● **Task description**
Output the data as it stands. Each line must match exactly.

● **Records for this task**
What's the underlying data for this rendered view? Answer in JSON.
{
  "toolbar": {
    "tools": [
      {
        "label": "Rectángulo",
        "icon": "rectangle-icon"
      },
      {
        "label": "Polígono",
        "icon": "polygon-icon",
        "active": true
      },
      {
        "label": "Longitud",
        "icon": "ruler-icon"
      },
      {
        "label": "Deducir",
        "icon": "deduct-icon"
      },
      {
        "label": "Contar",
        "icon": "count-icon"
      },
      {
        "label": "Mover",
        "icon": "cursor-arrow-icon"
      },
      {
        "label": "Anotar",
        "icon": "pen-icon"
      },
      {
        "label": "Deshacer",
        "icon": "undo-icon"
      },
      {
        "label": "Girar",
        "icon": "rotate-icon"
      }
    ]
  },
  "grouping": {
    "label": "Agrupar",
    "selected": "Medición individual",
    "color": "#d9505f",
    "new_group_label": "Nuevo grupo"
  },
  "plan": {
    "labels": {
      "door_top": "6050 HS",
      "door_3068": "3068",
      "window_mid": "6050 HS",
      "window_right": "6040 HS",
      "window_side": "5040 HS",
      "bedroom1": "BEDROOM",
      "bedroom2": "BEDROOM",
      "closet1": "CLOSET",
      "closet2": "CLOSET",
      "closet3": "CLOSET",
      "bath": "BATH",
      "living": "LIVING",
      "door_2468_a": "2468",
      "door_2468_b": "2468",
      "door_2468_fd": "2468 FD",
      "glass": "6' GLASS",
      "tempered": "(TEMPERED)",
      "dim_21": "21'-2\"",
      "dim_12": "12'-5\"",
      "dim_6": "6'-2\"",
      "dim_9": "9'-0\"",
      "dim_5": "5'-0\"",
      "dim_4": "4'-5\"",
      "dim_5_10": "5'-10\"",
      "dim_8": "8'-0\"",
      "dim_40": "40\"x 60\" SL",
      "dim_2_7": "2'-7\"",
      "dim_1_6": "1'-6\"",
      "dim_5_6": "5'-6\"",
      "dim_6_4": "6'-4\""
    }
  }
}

● **Solution to this problem**
What's the underlying data for this rendered view? Answer in JSON.
{
  "toolbar": {
    "tools": [
      {
        "label": "Rectángulo",
        "icon": "rectangle-icon"
      },
      {
        "label": "Polígono",
        "icon": "polygon-icon",
        "active": true
      },
      {
        "label": "Longitud",
        "icon": "ruler-icon"
      },
      {
        "label": "Deducir",
        "icon": "deduct-icon"
      },
      {
        "label": "Contar",
        "icon": "count-icon"
      },
      {
        "label": "Mover",
        "icon": "cursor-arrow-icon"
      },
      {
        "label": "Anotar",
        "icon": "pen-icon"
      },
      {
        "label": "Deshacer",
        "icon": "undo-icon"
      },
      {
        "label": "Girar",
        "icon": "rotate-icon"
      }
    ]
  },
  "grouping": {
    "label": "Agrupar",
    "selected": "Medición individual",
    "color": "#d9505f",
    "new_group_label": "Nuevo grupo"
  },
  "plan": {
    "labels": {
      "door_top": "6050 HS",
      "door_3068": "3068",
      "window_mid": "6050 HS",
      "window_right": "6040 HS",
      "window_side": "5040 HS",
      "bedroom1": "BEDROOM",
      "bedroom2": "BEDROOM",
      "closet1": "CLOSET",
      "closet2": "CLOSET",
      "closet3": "CLOSET",
      "bath": "BATH",
      "living": "LIVING",
      "door_2468_a": "2468",
      "door_2468_b": "2468",
      "door_2468_fd": "2468 FD",
      "glass": "6' GLASS",
      "tempered": "(TEMPERED)",
      "dim_21": "21'-2\"",
      "dim_12": "12'-5\"",
      "dim_6": "6'-2\"",
      "dim_9": "9'-0\"",
      "dim_5": "5'-0\"",
      "dim_4": "4'-5\"",
      "dim_5_10": "5'-10\"",
      "dim_8": "8'-0\"",
      "dim_40": "40\"x 60\" SL",
      "dim_2_7": "2'-7\"",
      "dim_1_6": "1'-6\"",
      "dim_5_6": "5'-6\"",
      "dim_6_4": "6'-4\""
    }
  }
}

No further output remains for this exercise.